European football's governing body UEFA says that it was now aware of racist incidents at the Netherlands' public training session this week but it had not yet received an offical complaint from the Dutch.
"UEFA has now been made aware that there were some isolated incidents of racist chanting that occurred at the open training sessions of the Dutch team in Krakow," it said in a statement.
"UEFA has not yet received any formal complaint from the KNVB (Dutch football federation)."
Dutch skipper Mark van Bommel was quoted as saying in an interview published in De Telegraaf overnight NZ time that the Oranje heard racist chanting from some of the estimated 25,000 fans who turned up to watch them train at the stadium in southern Poland.
"We all heard the monkey chants," he told the newspaper. "We can't accept that. We reacted well and the situation was sorted."
"If any of us is targetted by monkey chants during our matches we won't accept it.
If we hear anything like that during a game, I'll immediately go to the referee to ask him to intervene."
Van Bommel, who has left AC Milan for PSV Eindhoven, was also seething at the UEFA representatives who were at the training session and claimed they had heard nothing.
"Open your ears. If you hear the chants but you don't wish to say you heard them, that is even worse," he said.
De Telegraaf previously reported that a handful of spectators had made monkey noises at the side's black players during the warm-up, forcing the squad to train away from fans.
A senior UEFA official had told AFP that some Polish supporters were unhappy at Krakow not being made one of the four Polish host cities for the tournament and made themselves heard.

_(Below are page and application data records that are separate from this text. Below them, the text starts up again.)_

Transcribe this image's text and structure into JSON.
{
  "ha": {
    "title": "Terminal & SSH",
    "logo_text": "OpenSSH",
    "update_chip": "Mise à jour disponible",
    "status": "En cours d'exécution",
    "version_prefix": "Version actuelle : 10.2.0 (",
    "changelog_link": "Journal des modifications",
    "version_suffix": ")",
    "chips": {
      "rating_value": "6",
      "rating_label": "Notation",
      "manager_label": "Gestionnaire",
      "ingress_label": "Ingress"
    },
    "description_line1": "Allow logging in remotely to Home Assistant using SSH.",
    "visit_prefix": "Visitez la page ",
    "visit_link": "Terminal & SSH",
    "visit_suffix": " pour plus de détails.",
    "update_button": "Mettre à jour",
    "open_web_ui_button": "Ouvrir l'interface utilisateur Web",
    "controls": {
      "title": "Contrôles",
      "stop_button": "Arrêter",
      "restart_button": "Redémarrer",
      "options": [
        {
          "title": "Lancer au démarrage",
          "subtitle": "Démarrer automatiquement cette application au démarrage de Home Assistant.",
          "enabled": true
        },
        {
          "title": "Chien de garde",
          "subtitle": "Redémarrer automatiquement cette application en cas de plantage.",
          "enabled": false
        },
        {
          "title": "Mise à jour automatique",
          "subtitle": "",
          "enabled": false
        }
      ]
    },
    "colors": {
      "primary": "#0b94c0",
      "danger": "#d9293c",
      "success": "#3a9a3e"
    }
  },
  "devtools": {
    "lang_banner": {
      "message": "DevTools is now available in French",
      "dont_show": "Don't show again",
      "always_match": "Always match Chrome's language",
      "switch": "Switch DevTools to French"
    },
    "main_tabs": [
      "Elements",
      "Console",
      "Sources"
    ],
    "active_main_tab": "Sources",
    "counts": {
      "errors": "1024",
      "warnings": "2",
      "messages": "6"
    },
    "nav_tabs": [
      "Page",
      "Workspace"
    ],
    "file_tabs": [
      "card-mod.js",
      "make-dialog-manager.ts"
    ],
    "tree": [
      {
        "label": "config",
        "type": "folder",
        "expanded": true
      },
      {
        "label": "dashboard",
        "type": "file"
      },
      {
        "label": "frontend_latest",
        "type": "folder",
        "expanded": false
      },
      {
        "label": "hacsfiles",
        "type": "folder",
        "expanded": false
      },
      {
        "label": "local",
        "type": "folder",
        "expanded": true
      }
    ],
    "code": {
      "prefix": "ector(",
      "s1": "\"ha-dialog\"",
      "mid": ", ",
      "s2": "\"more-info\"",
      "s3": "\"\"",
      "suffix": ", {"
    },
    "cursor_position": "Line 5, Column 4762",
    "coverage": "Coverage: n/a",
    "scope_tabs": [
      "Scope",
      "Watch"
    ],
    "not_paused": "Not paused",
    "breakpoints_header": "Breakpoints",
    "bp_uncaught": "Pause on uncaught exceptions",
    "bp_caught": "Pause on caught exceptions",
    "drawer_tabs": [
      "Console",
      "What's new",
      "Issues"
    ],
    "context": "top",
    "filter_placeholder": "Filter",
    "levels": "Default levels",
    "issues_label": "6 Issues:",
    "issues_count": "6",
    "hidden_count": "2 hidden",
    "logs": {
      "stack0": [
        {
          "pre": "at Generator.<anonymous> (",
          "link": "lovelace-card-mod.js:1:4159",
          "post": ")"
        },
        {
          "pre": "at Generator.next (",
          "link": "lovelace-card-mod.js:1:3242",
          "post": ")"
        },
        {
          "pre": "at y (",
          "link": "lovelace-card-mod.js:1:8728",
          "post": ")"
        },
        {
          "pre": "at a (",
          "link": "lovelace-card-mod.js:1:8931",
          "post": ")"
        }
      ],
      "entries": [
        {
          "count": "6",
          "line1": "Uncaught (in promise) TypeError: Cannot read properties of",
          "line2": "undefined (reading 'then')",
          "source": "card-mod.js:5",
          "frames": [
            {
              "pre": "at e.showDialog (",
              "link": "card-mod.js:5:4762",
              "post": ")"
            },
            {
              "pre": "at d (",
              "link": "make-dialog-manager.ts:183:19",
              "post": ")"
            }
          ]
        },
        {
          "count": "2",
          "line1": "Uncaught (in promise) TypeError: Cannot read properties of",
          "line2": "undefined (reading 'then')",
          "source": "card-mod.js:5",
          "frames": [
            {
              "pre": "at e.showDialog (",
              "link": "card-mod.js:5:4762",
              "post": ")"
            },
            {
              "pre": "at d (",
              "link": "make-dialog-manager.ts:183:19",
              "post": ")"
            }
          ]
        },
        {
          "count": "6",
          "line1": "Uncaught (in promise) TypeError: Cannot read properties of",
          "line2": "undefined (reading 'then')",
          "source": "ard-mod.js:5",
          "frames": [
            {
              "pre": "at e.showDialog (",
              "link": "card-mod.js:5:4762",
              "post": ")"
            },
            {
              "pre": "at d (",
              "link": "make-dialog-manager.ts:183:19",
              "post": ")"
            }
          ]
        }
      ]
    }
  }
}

UEFA's statement on Friday stops short of launching any investigation into the incident, which was reportedly short-lived, but it threatened to take action if there were any repeat.
"Should such behaviour happen at further training sessions, UEFA would evaluate the operational measures to be taken to protect the players," its statement said, without elaborating.
"UEFA has a zero tolerance policy when it comes to discriminatory behaviour and has given the power to referees to stop matches in case of any repeated racist behaviour."
Dutch legend Ruud Gullit has said he hopes the chanting was a one-off, warning that such incidents tarnished the Euro 2012 hosts' reputation.
"I think this is an opportunity for Poland and Ukraine to show the world what beauty they have, what the country has to offer,'' Gullit told reporters in Warsaw.
"It's a pity that a small group took the opportunity to abuse that view of your country. I hope that this was just an incident,'' the captain of the Euro 1988 winning Dutch squad said.